Don’t be afraid to share your ideas, give advice, and be a resource for creative ideas and new knowledge. This might mean showing a member a new tool in Photoshop, challenging them to try something new, or taking on something new yourself.
“Have you tried this?”
“Do you know about this?”
“Gee, I don’t know the answer to that question—let’s go find out together.”
Figure out your own interests.
Experiment with our resources, work on your own project, and then share your ideas and
excitement with campers.One of the best ways to be a role model is to share your own engagement in working with
tools, people, and ideas.
Give off energy.
Show your excitement about what campers are doing, and your interest in learning from
their work. Share your own excitement and engagement in your ideas, and your own work
as a Maker.
Mentoring in a Virtual World
You may be hosting virtual programs this summer if COVID-19 restrictions are still in place. Working with campers online can add challenges to connecting and engaging with kids. There are strategies you can use to build your relationship. Below are four suggestions from The Clubhouse Network blogpost Transitioning to Virtual Mentoring.
Determine a Virtual Mentoring Model
Virtual mentoring can take many forms. Whatever cadence and programming you choose, try to maintain a regular schedule so that youth have consistency during this uncertain time.
Use a Light Touch to Invite Participation
Invite campers and guides to participate in programming with a light touch, expressing your wishes to see them again while also acknowledging that everyone has different capacities to participate.
Consider Member Safety
Confirm that guides have gone through a screening process before virtually interacting with youth. Consider reaching out to campers’ guardians to get permission for virtual interactions.

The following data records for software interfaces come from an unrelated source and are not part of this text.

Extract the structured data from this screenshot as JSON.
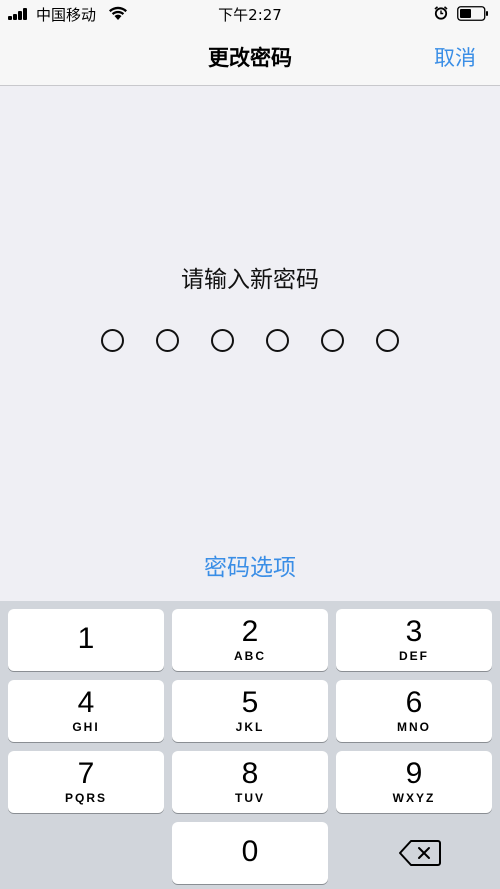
{
  "status_bar": {
    "carrier": "中国移动",
    "time": "下午2:27"
  },
  "nav": {
    "title": "更改密码",
    "cancel_label": "取消"
  },
  "passcode": {
    "prompt": "请输入新密码",
    "digit_count": 6,
    "digits_entered": 0
  },
  "options_label": "密码选项",
  "keypad": {
    "keys": [
      {
        "number": "1",
        "letters": ""
      },
      {
        "number": "2",
        "letters": "ABC"
      },
      {
        "number": "3",
        "letters": "DEF"
      },
      {
        "number": "4",
        "letters": "GHI"
      },
      {
        "number": "5",
        "letters": "JKL"
      },
      {
        "number": "6",
        "letters": "MNO"
      },
      {
        "number": "7",
        "letters": "PQRS"
      },
      {
        "number": "8",
        "letters": "TUV"
      },
      {
        "number": "9",
        "letters": "WXYZ"
      },
      {
        "number": "0",
        "letters": ""
      }
    ]
  },
  "colors": {
    "accent": "#3a8ee6",
    "background": "#efeff4",
    "keypad_bg": "#d1d5db"
  }
}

Consider starting workshops and other STEM activities with time to connect and check in. Research shows that young people may actually feel safer communicating virtually rather than in-person, as technology can offer a protective “shield” to share emotions and provide more time to compose a response.